### Task instructions
Within the records below, find each line that holds the string "close", then copy it.

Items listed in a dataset
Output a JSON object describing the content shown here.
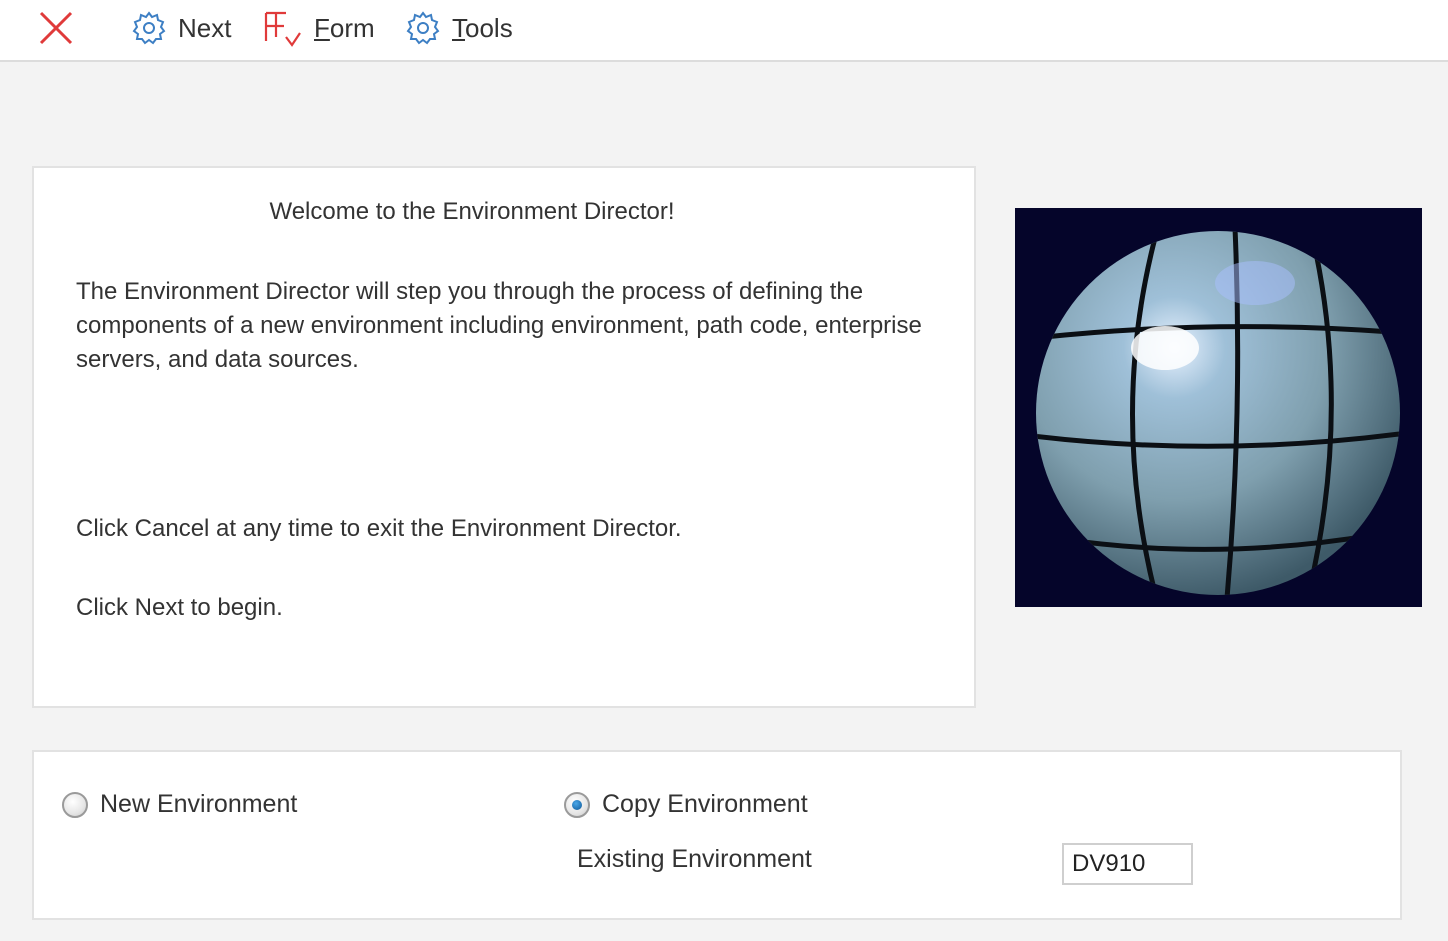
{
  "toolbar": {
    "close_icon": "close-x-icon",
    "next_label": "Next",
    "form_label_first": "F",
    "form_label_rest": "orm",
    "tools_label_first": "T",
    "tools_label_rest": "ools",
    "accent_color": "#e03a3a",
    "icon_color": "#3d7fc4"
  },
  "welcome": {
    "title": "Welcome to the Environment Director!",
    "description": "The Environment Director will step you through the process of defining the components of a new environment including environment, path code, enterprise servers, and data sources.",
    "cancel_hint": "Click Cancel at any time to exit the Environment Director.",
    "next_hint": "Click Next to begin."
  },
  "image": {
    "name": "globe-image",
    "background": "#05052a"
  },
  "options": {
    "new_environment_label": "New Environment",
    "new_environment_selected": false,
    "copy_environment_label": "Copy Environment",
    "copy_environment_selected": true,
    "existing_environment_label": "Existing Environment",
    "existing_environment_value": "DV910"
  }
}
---
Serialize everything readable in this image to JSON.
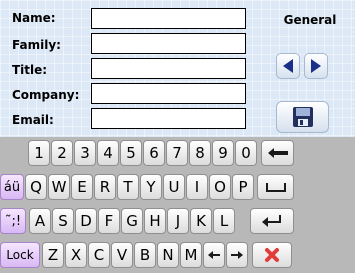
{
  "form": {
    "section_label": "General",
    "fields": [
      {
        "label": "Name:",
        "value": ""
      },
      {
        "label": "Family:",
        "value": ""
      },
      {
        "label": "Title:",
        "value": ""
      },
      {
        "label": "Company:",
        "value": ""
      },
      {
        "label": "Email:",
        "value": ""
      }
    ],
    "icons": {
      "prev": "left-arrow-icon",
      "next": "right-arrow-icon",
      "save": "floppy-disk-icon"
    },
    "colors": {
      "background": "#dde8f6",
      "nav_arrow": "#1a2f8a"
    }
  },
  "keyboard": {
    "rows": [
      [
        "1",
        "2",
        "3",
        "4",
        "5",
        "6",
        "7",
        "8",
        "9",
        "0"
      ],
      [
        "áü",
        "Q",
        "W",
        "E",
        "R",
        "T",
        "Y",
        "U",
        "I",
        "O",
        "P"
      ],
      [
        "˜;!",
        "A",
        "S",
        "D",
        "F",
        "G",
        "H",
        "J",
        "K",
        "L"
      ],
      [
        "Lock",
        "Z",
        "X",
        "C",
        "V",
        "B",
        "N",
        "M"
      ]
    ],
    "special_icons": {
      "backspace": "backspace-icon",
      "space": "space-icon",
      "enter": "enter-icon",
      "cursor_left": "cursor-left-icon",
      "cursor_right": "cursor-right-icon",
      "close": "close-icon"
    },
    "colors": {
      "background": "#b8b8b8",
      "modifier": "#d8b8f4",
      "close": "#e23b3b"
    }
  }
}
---
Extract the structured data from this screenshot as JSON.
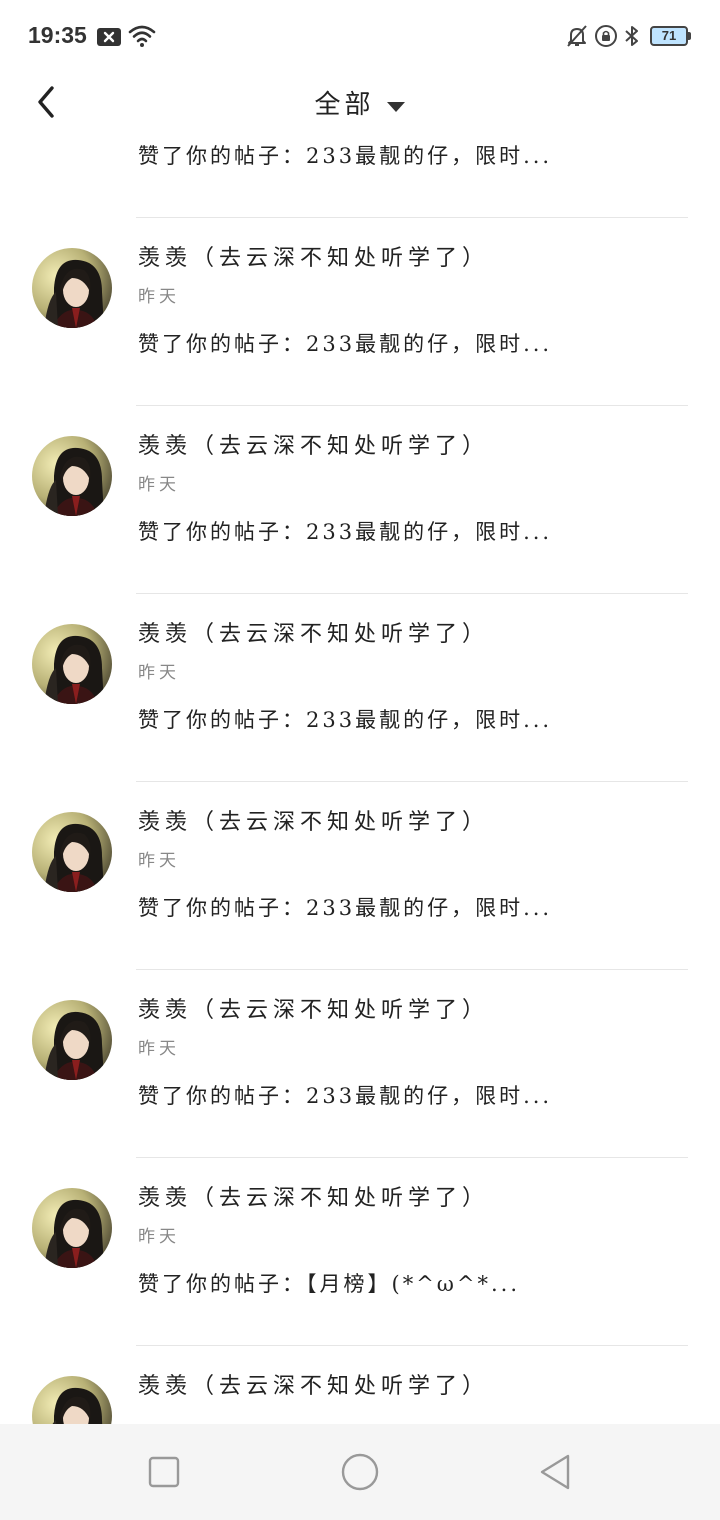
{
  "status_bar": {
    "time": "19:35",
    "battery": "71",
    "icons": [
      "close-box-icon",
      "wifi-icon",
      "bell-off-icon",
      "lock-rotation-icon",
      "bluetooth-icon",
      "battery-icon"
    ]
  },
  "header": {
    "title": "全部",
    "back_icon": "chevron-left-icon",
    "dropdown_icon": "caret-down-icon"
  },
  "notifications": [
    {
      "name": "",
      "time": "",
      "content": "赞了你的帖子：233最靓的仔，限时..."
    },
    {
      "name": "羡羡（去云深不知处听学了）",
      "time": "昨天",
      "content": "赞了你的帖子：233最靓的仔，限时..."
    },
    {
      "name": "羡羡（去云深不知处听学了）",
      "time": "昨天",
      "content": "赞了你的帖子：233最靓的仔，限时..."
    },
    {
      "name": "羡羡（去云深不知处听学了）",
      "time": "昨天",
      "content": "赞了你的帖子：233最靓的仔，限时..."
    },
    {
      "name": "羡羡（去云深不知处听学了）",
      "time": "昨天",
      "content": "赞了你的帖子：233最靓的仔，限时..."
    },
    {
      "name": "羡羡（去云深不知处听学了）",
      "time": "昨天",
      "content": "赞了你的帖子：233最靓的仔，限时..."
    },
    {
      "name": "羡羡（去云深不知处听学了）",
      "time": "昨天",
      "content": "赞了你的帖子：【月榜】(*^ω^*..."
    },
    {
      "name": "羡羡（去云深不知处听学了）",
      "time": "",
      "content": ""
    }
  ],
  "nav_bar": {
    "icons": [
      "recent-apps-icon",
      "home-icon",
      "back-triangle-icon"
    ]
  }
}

### The completed task
    "close_icon": "close-x-icon",
      "close": "close-icon"
      "close": "#e23b3b"
      "close-box-icon",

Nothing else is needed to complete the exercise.